## PROBLEM DETAILS
Whatever the records hold, copy it exactly and completely.

Items from a dataset:

=======

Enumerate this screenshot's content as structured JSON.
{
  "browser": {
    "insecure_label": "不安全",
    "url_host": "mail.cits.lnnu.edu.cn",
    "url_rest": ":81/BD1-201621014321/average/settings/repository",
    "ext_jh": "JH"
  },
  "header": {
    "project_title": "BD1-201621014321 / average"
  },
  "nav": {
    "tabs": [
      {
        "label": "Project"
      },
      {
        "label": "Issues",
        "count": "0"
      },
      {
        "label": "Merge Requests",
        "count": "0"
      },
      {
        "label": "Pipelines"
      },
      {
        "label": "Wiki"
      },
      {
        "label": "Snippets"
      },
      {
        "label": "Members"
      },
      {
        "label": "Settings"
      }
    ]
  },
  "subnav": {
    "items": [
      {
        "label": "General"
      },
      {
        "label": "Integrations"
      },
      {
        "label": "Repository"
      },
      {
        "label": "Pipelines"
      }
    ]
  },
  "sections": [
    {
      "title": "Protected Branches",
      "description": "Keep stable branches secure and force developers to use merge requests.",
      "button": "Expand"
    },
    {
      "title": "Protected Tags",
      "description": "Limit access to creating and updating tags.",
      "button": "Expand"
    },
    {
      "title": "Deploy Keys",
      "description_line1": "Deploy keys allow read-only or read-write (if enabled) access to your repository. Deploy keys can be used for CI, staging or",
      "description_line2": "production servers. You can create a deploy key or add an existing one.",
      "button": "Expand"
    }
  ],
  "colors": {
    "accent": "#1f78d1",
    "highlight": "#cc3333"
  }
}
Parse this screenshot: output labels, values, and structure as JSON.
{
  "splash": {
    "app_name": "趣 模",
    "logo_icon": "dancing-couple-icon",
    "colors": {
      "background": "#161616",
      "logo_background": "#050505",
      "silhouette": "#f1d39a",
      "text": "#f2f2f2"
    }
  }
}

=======

## RESULT FOR THIS TASK
Enumerate this screenshot's content as structured JSON.
{
  "browser": {
    "insecure_label": "不安全",
    "url_host": "mail.cits.lnnu.edu.cn",
    "url_rest": ":81/BD1-201621014321/average/settings/repository",
    "ext_jh": "JH"
  },
  "header": {
    "project_title": "BD1-201621014321 / average"
  },
  "nav": {
    "tabs": [
      {
        "label": "Project"
      },
      {
        "label": "Issues",
        "count": "0"
      },
      {
        "label": "Merge Requests",
        "count": "0"
      },
      {
        "label": "Pipelines"
      },
      {
        "label": "Wiki"
      },
      {
        "label": "Snippets"
      },
      {
        "label": "Members"
      },
      {
        "label": "Settings"
      }
    ]
  },
  "subnav": {
    "items": [
      {
        "label": "General"
      },
      {
        "label": "Integrations"
      },
      {
        "label": "Repository"
      },
      {
        "label": "Pipelines"
      }
    ]
  },
  "sections": [
    {
      "title": "Protected Branches",
      "description": "Keep stable branches secure and force developers to use merge requests.",
      "button": "Expand"
    },
    {
      "title": "Protected Tags",
      "description": "Limit access to creating and updating tags.",
      "button": "Expand"
    },
    {
      "title": "Deploy Keys",
      "description_line1": "Deploy keys allow read-only or read-write (if enabled) access to your repository. Deploy keys can be used for CI, staging or",
      "description_line2": "production servers. You can create a deploy key or add an existing one.",
      "button": "Expand"
    }
  ],
  "colors": {
    "accent": "#1f78d1",
    "highlight": "#cc3333"
  }
}
Parse this screenshot: output labels, values, and structure as JSON.
{
  "splash": {
    "app_name": "趣 模",
    "logo_icon": "dancing-couple-icon",
    "colors": {
      "background": "#161616",
      "logo_background": "#050505",
      "silhouette": "#f1d39a",
      "text": "#f2f2f2"
    }
  }
}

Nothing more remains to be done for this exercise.